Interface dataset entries
- Opening Delimiter -

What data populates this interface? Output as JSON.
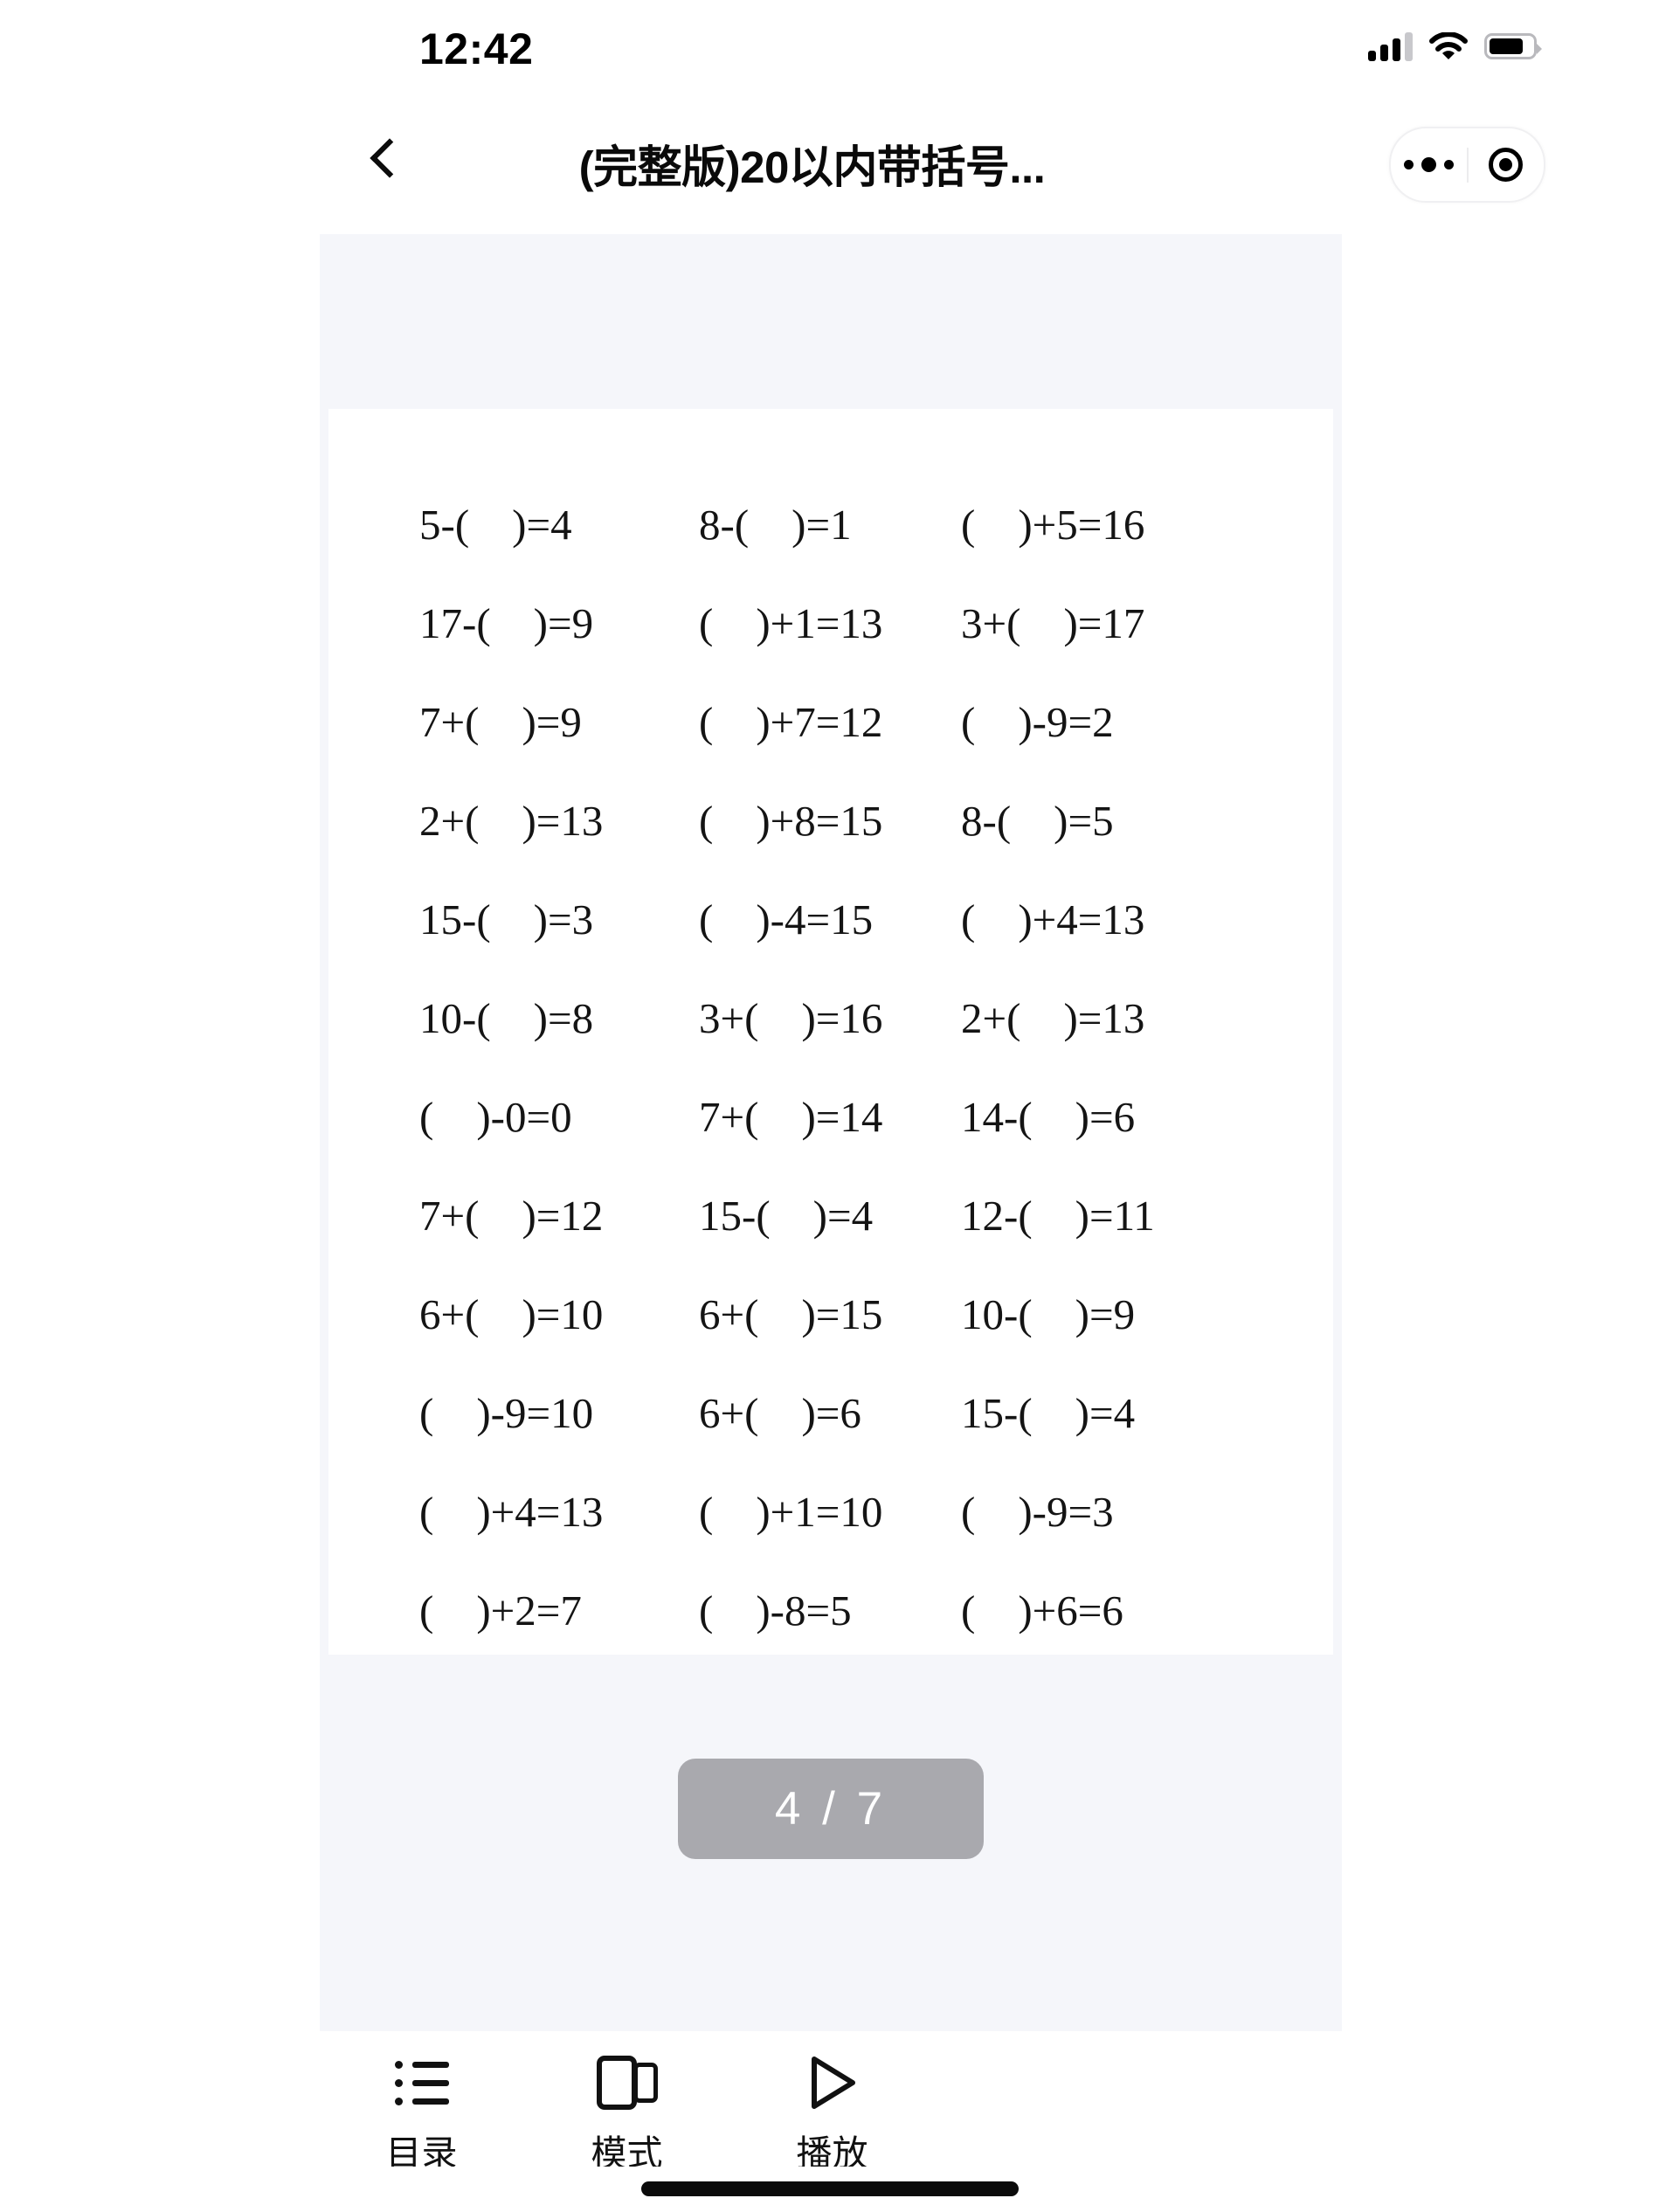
{
  "status_bar": {
    "time": "12:42",
    "signal_icon": "cellular-signal-icon",
    "signal_bars_filled": 3,
    "signal_bars_total": 4,
    "wifi_icon": "wifi-icon",
    "battery_icon": "battery-icon",
    "battery_level_percent": 80
  },
  "nav_bar": {
    "back_icon": "chevron-left-icon",
    "title": "(完整版)20以内带括号...",
    "capsule": {
      "more_icon": "more-dots-icon",
      "target_icon": "target-circle-icon"
    }
  },
  "document": {
    "page_indicator": "4 / 7",
    "current_page": 4,
    "total_pages": 7,
    "problems": [
      [
        "5-(    )=4",
        "8-(    )=1",
        "(    )+5=16"
      ],
      [
        "17-(    )=9",
        "(    )+1=13",
        "3+(    )=17"
      ],
      [
        "7+(    )=9",
        "(    )+7=12",
        "(    )-9=2"
      ],
      [
        "2+(    )=13",
        "(    )+8=15",
        "8-(    )=5"
      ],
      [
        "15-(    )=3",
        "(    )-4=15",
        "(    )+4=13"
      ],
      [
        "10-(    )=8",
        "3+(    )=16",
        "2+(    )=13"
      ],
      [
        "(    )-0=0",
        "7+(    )=14",
        "14-(    )=6"
      ],
      [
        "7+(    )=12",
        "15-(    )=4",
        "12-(    )=11"
      ],
      [
        "6+(    )=10",
        "6+(    )=15",
        "10-(    )=9"
      ],
      [
        "(    )-9=10",
        "6+(    )=6",
        "15-(    )=4"
      ],
      [
        "(    )+4=13",
        "(    )+1=10",
        "(    )-9=3"
      ],
      [
        "(    )+2=7",
        "(    )-8=5",
        "(    )+6=6"
      ]
    ]
  },
  "toolbar": {
    "items": [
      {
        "label": "目录",
        "icon": "list-icon"
      },
      {
        "label": "模式",
        "icon": "cards-icon"
      },
      {
        "label": "播放",
        "icon": "play-icon"
      }
    ]
  },
  "colors": {
    "container_bg": "#f5f6fa",
    "page_bg": "#ffffff",
    "pill_bg": "#a9a9ae",
    "pill_text": "#ffffff",
    "text": "#141414"
  }
}
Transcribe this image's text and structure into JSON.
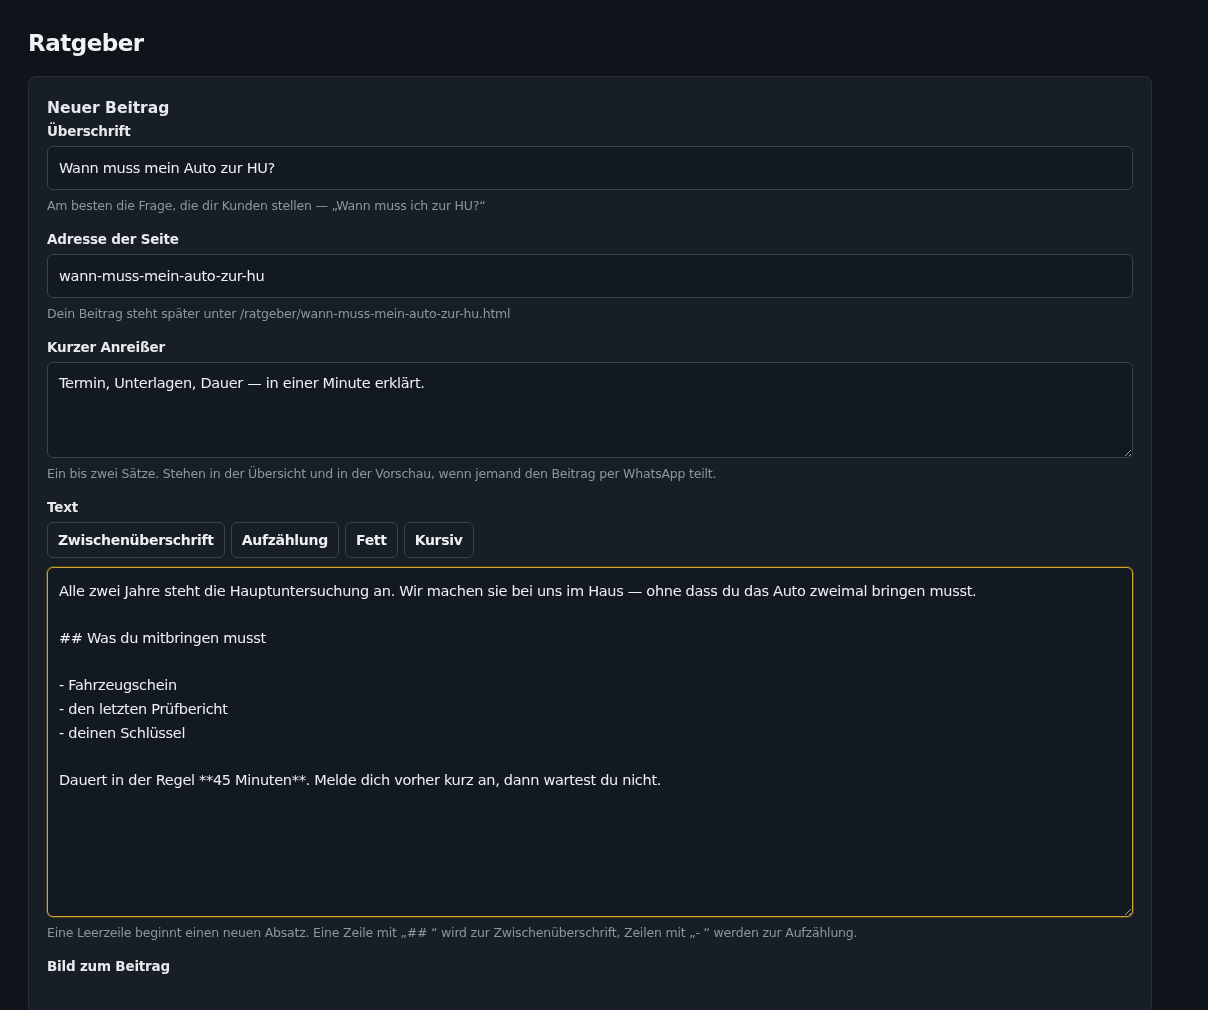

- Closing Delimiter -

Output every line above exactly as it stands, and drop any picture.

> Answer to this task:
What data populates this interface? Output as JSON.
{
  "status_bar": {
    "time": "12:42",
    "signal_icon": "cellular-signal-icon",
    "signal_bars_filled": 3,
    "signal_bars_total": 4,
    "wifi_icon": "wifi-icon",
    "battery_icon": "battery-icon",
    "battery_level_percent": 80
  },
  "nav_bar": {
    "back_icon": "chevron-left-icon",
    "title": "(完整版)20以内带括号...",
    "capsule": {
      "more_icon": "more-dots-icon",
      "target_icon": "target-circle-icon"
    }
  },
  "document": {
    "page_indicator": "4 / 7",
    "current_page": 4,
    "total_pages": 7,
    "problems": [
      [
        "5-(    )=4",
        "8-(    )=1",
        "(    )+5=16"
      ],
      [
        "17-(    )=9",
        "(    )+1=13",
        "3+(    )=17"
      ],
      [
        "7+(    )=9",
        "(    )+7=12",
        "(    )-9=2"
      ],
      [
        "2+(    )=13",
        "(    )+8=15",
        "8-(    )=5"
      ],
      [
        "15-(    )=3",
        "(    )-4=15",
        "(    )+4=13"
      ],
      [
        "10-(    )=8",
        "3+(    )=16",
        "2+(    )=13"
      ],
      [
        "(    )-0=0",
        "7+(    )=14",
        "14-(    )=6"
      ],
      [
        "7+(    )=12",
        "15-(    )=4",
        "12-(    )=11"
      ],
      [
        "6+(    )=10",
        "6+(    )=15",
        "10-(    )=9"
      ],
      [
        "(    )-9=10",
        "6+(    )=6",
        "15-(    )=4"
      ],
      [
        "(    )+4=13",
        "(    )+1=10",
        "(    )-9=3"
      ],
      [
        "(    )+2=7",
        "(    )-8=5",
        "(    )+6=6"
      ]
    ]
  },
  "toolbar": {
    "items": [
      {
        "label": "目录",
        "icon": "list-icon"
      },
      {
        "label": "模式",
        "icon": "cards-icon"
      },
      {
        "label": "播放",
        "icon": "play-icon"
      }
    ]
  },
  "colors": {
    "container_bg": "#f5f6fa",
    "page_bg": "#ffffff",
    "pill_bg": "#a9a9ae",
    "pill_text": "#ffffff",
    "text": "#141414"
  }
}
Transcribe this image's text and structure into JSON.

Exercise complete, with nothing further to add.